▶ _ABOUT THIS EXERCISE_:
An exact, complete copy of the data that follows is needed.

Entries from a dataset of interfaces:
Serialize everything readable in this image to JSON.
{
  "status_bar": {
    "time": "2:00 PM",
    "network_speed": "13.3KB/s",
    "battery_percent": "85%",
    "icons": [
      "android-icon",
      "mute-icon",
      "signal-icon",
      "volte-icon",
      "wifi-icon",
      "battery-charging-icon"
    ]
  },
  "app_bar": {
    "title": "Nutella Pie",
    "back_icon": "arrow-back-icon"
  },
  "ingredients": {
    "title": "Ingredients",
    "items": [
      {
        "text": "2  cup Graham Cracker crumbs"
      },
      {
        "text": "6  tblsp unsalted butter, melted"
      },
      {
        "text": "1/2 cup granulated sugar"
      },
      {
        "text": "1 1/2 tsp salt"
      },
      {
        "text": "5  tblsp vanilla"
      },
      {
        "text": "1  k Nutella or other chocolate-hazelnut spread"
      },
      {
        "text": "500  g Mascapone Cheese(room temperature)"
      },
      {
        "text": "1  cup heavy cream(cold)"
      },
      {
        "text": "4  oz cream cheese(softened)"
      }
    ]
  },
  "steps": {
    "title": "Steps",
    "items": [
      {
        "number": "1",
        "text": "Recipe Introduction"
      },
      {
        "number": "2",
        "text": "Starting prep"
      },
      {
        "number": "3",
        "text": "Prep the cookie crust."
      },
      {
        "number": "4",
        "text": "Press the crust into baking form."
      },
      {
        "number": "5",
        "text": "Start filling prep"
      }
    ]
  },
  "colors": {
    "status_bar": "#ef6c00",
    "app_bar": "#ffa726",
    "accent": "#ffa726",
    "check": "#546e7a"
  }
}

▶ _WRITTEN ANSWER_:
Serialize everything readable in this image to JSON.
{
  "status_bar": {
    "time": "2:00 PM",
    "network_speed": "13.3KB/s",
    "battery_percent": "85%",
    "icons": [
      "android-icon",
      "mute-icon",
      "signal-icon",
      "volte-icon",
      "wifi-icon",
      "battery-charging-icon"
    ]
  },
  "app_bar": {
    "title": "Nutella Pie",
    "back_icon": "arrow-back-icon"
  },
  "ingredients": {
    "title": "Ingredients",
    "items": [
      {
        "text": "2  cup Graham Cracker crumbs"
      },
      {
        "text": "6  tblsp unsalted butter, melted"
      },
      {
        "text": "1/2 cup granulated sugar"
      },
      {
        "text": "1 1/2 tsp salt"
      },
      {
        "text": "5  tblsp vanilla"
      },
      {
        "text": "1  k Nutella or other chocolate-hazelnut spread"
      },
      {
        "text": "500  g Mascapone Cheese(room temperature)"
      },
      {
        "text": "1  cup heavy cream(cold)"
      },
      {
        "text": "4  oz cream cheese(softened)"
      }
    ]
  },
  "steps": {
    "title": "Steps",
    "items": [
      {
        "number": "1",
        "text": "Recipe Introduction"
      },
      {
        "number": "2",
        "text": "Starting prep"
      },
      {
        "number": "3",
        "text": "Prep the cookie crust."
      },
      {
        "number": "4",
        "text": "Press the crust into baking form."
      },
      {
        "number": "5",
        "text": "Start filling prep"
      }
    ]
  },
  "colors": {
    "status_bar": "#ef6c00",
    "app_bar": "#ffa726",
    "accent": "#ffa726",
    "check": "#546e7a"
  }
}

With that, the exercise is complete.